The Project Octopath Traveler demo has seen over a million downloads, and hype for the game’s eventual release has not waned since. Famitsu magazine recently interviewed producer Masashi Takahashi and director Keisuke Miyauchi regarding the game’s initial development concepts and its amazing “HD-2D” graphical style.
It should come as no surprise that Tomoya Asano, head of the Bravely series, was brought on board for Project Octopath Traveler – the Boost command in the latter instantly recalls the use of Brave Points in the former. Miyauchi and Acquire were recruited for their prowess in pixel art. Perfecting that art style proved difficult, sometimes lacking depth, other times overdoing the resolution.
The complete version of Project Octopath Traveler will feature eight characters, four men and four women. Olberic and Primrose were selected for the demo because their stories begin close together so that they could team up after completing their respective stories. Takahashi revealed that each of their classes are based on medieval European occupations, and that the time wanted to portray each more realistically for this game.
What might surprise some fans is that the Boost and Break systems were added to the combat after a process of trial-and-error, rather than at the start. The team knew from the get-go, however, that a cut-and-dry turn-based battle system wouldn’t engage the audience as well. Project Octopath Traveler‘s current combat mechanic was chosen after testing to make battles more entertaining.
Not revealed during the interview: a release date. SE seems determined to let nobody have any idea when they’ll be able to play the game, or even a hint as to the identities and jobs of the other six heroes. The latter, at least, is a good move on their part to keep fans licking their lips in anticipation. Project Octopath Traveler will be available simultaneously worldwide sometime this year, so it won’t be much longer to wait.

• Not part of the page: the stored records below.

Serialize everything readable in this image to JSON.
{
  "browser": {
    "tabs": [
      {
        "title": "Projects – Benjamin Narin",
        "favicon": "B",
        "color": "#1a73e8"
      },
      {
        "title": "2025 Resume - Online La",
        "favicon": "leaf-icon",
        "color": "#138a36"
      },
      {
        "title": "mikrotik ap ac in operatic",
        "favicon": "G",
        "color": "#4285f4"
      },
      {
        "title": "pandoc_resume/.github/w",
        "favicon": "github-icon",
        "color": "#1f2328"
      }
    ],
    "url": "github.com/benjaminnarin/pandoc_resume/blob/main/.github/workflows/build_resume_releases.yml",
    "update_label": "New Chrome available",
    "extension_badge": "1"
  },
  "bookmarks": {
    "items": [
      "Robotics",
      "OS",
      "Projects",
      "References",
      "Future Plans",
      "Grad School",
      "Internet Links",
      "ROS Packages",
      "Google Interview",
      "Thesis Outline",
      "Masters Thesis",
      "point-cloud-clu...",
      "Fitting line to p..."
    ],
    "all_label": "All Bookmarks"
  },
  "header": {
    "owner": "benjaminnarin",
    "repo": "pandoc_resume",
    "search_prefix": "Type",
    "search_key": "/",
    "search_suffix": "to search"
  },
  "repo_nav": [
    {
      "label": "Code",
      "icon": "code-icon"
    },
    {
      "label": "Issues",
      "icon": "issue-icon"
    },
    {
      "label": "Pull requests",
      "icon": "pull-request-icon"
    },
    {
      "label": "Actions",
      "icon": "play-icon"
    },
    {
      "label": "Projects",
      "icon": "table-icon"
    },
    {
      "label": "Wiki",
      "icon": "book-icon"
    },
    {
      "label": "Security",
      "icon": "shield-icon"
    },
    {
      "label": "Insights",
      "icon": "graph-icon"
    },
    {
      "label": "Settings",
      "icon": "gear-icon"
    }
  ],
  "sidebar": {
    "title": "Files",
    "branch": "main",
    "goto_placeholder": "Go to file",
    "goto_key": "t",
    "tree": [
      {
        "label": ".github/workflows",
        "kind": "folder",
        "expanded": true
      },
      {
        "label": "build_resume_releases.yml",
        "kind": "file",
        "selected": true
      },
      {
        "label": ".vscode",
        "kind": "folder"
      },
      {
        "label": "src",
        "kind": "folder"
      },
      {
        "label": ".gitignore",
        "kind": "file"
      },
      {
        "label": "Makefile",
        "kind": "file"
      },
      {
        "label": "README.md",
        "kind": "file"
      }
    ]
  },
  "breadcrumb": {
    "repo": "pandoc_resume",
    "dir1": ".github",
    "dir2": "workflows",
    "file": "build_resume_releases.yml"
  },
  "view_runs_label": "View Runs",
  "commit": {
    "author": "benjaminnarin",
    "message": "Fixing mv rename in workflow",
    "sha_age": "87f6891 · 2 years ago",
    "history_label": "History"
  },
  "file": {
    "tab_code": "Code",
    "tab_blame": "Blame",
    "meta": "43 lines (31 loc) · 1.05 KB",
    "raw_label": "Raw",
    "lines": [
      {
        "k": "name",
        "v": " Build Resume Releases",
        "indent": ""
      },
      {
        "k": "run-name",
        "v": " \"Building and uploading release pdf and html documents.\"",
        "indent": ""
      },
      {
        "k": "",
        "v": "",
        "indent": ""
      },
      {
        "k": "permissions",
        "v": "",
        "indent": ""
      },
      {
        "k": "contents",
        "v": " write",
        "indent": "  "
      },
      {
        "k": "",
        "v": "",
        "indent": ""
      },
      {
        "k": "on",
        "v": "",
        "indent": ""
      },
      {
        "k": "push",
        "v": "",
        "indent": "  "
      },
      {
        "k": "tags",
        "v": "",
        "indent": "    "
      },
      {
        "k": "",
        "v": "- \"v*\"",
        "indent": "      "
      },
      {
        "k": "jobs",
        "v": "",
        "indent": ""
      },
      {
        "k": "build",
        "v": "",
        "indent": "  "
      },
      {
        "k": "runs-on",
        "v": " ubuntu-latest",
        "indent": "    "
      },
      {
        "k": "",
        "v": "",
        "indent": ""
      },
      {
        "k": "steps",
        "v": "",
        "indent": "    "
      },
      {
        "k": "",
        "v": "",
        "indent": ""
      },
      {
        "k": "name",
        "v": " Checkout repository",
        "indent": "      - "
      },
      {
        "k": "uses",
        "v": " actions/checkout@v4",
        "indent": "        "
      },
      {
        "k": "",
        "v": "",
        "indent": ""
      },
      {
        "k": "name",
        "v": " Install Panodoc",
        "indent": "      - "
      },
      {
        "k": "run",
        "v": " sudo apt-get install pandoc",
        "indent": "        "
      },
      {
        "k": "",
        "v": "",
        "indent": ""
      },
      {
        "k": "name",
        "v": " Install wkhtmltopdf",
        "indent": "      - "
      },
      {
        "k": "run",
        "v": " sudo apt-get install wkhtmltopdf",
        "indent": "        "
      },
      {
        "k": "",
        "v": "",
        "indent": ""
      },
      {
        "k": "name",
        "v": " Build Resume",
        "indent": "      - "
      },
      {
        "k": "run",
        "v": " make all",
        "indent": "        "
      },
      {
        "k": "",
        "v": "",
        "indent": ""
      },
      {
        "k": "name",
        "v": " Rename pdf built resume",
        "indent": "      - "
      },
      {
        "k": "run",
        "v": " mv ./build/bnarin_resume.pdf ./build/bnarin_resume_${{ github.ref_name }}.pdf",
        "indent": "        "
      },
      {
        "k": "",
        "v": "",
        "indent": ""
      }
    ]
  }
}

Matt Eschbach is a PC, Mac and Android indie game developer and fiction writer. His works have won multiple monetary awards from various contests. Graduating college in 2012 with a major in Game Design, Matt spends his time making stuff up and then building it. His favorite hobby… is sleeping.